:: RECORDS PROVIDED

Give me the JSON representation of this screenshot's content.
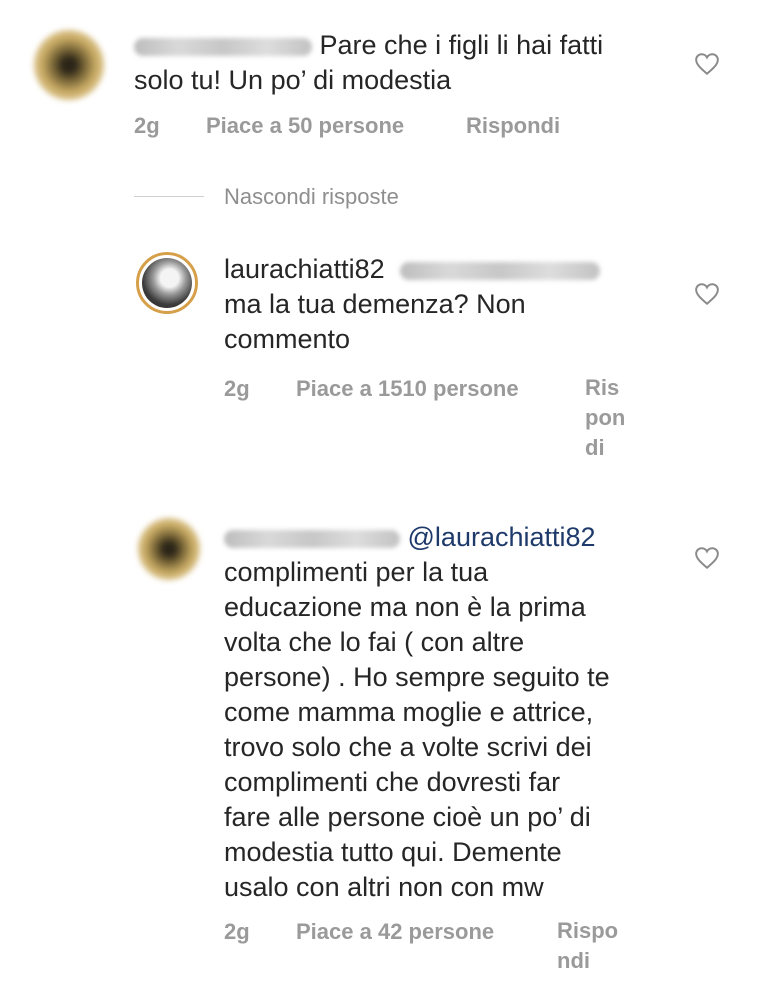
{
  "comments": [
    {
      "username": "",
      "text_line1": "Pare che i figli li hai fatti",
      "text_line2": "solo tu! Un po’ di modestia",
      "time": "2g",
      "likes": "Piace a 50 persone",
      "reply": "Rispondi"
    },
    {
      "username": "laurachiatti82",
      "text_line1": "ma la tua demenza? Non",
      "text_line2": "commento",
      "time": "2g",
      "likes": "Piace a 1510 persone",
      "reply_lines": [
        "Ris",
        "pon",
        "di"
      ]
    },
    {
      "username": "",
      "mention": "@laurachiatti82",
      "lines": [
        "complimenti per la tua",
        "educazione ma non è la prima",
        "volta che lo fai ( con altre",
        "persone) . Ho sempre seguito te",
        "come mamma moglie e attrice,",
        "trovo solo che a volte scrivi dei",
        "complimenti che dovresti far",
        "fare alle persone cioè un po’ di",
        "modestia tutto qui. Demente",
        "usalo con altri non con mw"
      ],
      "time": "2g",
      "likes": "Piace a 42 persone",
      "reply_lines": [
        "Rispo",
        "ndi"
      ]
    }
  ],
  "hide_replies": "Nascondi risposte",
  "icons": {
    "like": "heart-outline-icon"
  },
  "colors": {
    "story_ring": "#d6a04a",
    "mention": "#1e3a6b",
    "meta": "#9a9a9a"
  }
}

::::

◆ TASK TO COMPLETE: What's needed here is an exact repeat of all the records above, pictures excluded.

◆ TASK OUTPUT:
Give me the JSON representation of this screenshot's content.
{
  "comments": [
    {
      "username": "",
      "text_line1": "Pare che i figli li hai fatti",
      "text_line2": "solo tu! Un po’ di modestia",
      "time": "2g",
      "likes": "Piace a 50 persone",
      "reply": "Rispondi"
    },
    {
      "username": "laurachiatti82",
      "text_line1": "ma la tua demenza? Non",
      "text_line2": "commento",
      "time": "2g",
      "likes": "Piace a 1510 persone",
      "reply_lines": [
        "Ris",
        "pon",
        "di"
      ]
    },
    {
      "username": "",
      "mention": "@laurachiatti82",
      "lines": [
        "complimenti per la tua",
        "educazione ma non è la prima",
        "volta che lo fai ( con altre",
        "persone) . Ho sempre seguito te",
        "come mamma moglie e attrice,",
        "trovo solo che a volte scrivi dei",
        "complimenti che dovresti far",
        "fare alle persone cioè un po’ di",
        "modestia tutto qui. Demente",
        "usalo con altri non con mw"
      ],
      "time": "2g",
      "likes": "Piace a 42 persone",
      "reply_lines": [
        "Rispo",
        "ndi"
      ]
    }
  ],
  "hide_replies": "Nascondi risposte",
  "icons": {
    "like": "heart-outline-icon"
  },
  "colors": {
    "story_ring": "#d6a04a",
    "mention": "#1e3a6b",
    "meta": "#9a9a9a"
  }
}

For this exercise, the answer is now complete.